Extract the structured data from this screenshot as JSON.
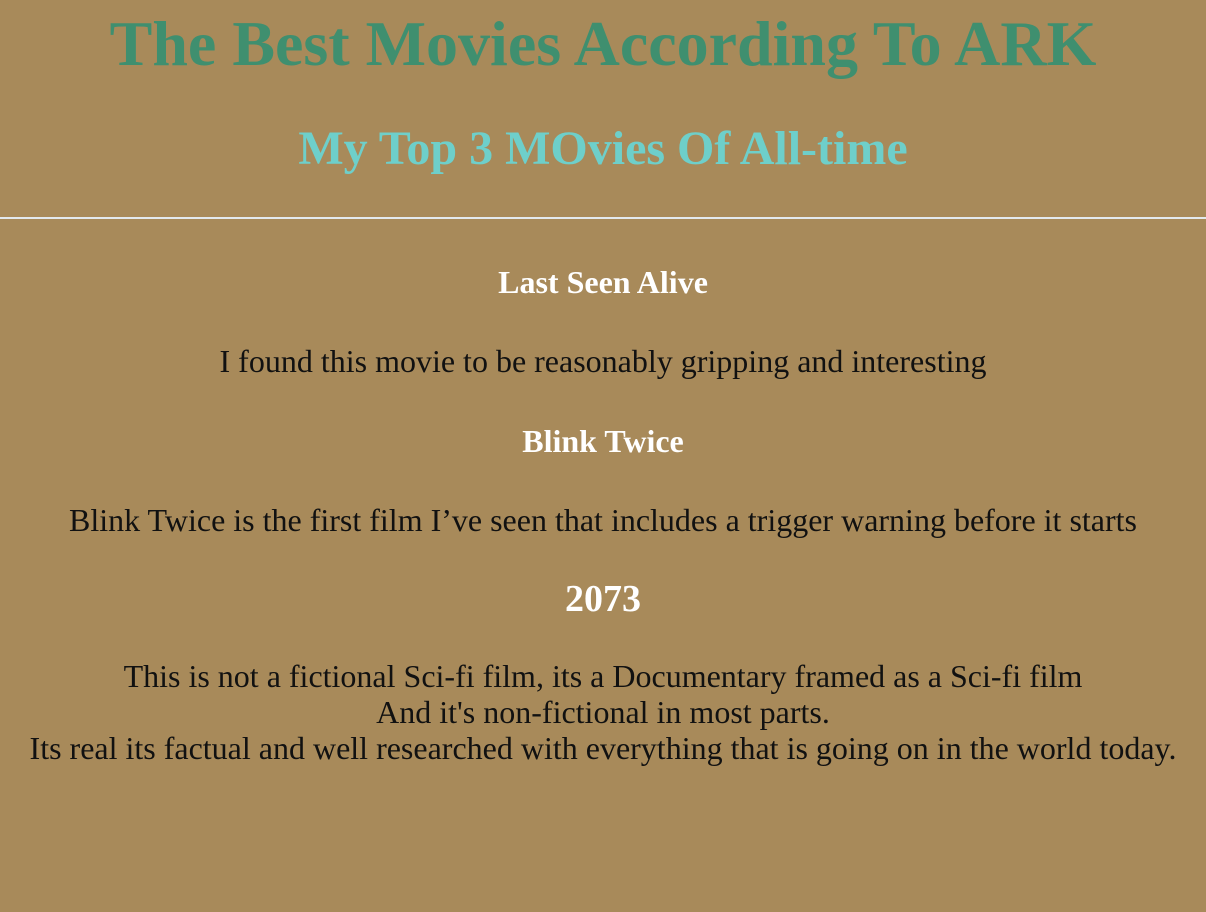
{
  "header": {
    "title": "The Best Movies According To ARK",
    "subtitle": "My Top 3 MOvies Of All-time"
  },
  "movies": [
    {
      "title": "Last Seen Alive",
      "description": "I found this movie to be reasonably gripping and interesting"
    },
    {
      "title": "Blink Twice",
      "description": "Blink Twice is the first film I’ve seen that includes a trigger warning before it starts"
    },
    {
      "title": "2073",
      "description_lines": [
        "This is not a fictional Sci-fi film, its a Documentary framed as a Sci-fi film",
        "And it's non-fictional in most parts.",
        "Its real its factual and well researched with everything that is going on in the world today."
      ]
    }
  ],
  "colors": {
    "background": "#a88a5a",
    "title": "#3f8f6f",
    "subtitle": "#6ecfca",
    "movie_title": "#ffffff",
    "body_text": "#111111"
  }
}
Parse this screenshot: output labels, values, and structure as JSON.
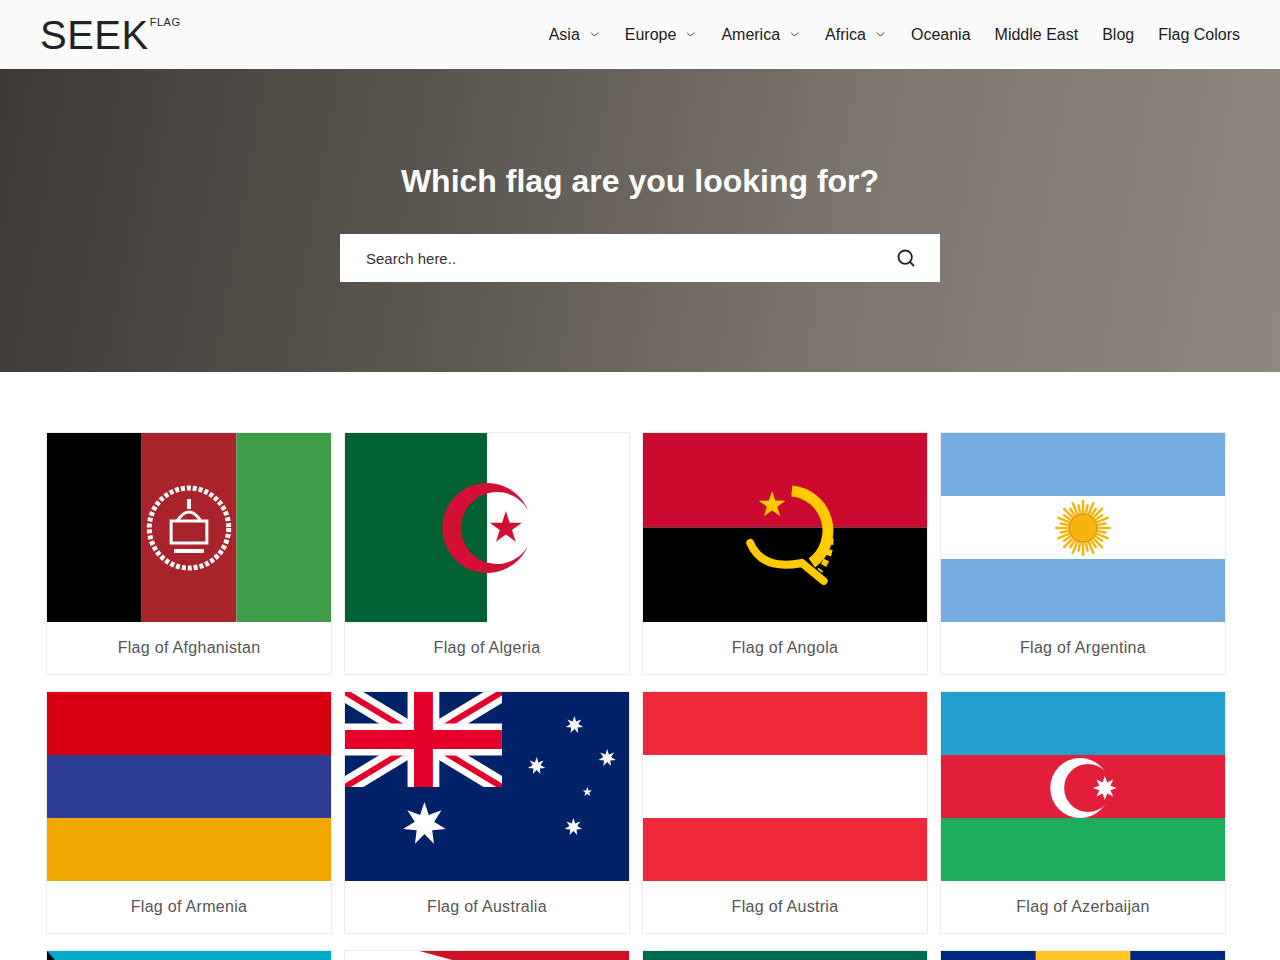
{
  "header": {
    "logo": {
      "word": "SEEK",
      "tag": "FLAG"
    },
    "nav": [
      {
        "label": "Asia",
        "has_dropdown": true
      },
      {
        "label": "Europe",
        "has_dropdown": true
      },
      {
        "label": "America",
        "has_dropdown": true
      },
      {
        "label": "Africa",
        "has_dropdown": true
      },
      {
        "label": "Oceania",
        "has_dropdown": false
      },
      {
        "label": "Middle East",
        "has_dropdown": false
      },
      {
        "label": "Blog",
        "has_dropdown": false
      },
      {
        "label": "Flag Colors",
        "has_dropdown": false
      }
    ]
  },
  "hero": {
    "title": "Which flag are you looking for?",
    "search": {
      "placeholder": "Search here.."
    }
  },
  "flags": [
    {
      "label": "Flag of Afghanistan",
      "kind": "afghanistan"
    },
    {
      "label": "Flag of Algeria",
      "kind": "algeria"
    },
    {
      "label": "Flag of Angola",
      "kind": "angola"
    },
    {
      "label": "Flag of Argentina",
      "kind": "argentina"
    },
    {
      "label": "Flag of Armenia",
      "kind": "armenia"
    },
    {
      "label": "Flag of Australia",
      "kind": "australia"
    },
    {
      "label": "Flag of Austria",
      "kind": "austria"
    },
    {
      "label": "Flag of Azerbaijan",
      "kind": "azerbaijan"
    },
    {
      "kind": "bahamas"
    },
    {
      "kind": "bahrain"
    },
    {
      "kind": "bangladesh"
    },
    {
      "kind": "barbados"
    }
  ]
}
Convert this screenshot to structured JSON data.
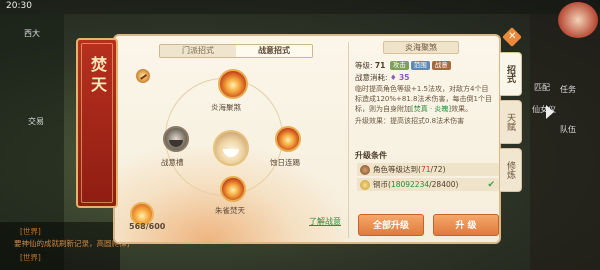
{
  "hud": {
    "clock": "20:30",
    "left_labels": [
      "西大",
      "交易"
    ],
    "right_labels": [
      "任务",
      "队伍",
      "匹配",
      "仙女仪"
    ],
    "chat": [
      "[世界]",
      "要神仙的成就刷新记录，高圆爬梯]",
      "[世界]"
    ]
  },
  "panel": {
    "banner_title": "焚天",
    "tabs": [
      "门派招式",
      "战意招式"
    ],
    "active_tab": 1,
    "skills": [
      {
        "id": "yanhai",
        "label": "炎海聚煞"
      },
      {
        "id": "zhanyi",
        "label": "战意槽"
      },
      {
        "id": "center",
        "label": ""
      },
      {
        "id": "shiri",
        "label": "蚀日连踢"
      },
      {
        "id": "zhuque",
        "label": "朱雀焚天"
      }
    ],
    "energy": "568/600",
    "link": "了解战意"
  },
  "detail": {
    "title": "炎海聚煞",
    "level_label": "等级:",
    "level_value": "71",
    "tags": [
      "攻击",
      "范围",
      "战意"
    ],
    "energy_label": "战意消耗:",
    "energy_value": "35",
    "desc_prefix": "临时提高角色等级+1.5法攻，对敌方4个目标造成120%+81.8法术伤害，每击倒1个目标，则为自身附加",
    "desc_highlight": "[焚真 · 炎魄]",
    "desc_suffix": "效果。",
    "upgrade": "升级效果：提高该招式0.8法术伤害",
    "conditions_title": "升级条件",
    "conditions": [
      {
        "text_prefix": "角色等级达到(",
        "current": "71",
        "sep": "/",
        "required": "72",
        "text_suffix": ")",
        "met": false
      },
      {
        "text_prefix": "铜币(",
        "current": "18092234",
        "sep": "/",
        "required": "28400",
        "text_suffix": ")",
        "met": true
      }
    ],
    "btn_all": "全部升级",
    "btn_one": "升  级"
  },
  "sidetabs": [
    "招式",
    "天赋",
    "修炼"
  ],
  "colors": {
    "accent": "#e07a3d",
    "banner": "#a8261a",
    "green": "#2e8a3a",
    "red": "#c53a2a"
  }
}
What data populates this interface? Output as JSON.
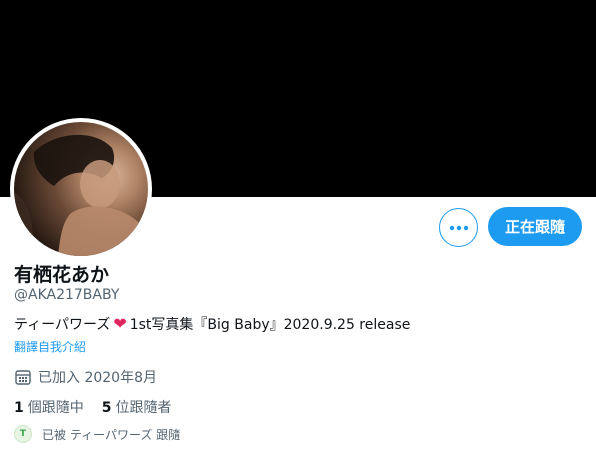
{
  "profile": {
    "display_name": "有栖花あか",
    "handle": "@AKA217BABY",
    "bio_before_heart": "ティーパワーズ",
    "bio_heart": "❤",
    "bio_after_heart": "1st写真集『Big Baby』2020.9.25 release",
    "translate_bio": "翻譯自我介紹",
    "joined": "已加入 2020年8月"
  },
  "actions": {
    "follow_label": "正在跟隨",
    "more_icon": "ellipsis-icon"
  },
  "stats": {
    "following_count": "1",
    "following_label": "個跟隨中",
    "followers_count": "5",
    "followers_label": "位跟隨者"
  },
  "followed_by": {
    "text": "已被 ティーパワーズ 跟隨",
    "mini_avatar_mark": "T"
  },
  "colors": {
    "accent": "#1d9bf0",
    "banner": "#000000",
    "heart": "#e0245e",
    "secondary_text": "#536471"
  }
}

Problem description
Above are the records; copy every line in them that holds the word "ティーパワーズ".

Completed task
    "bio_before_heart": "ティーパワーズ",
    "text": "已被 ティーパワーズ 跟隨",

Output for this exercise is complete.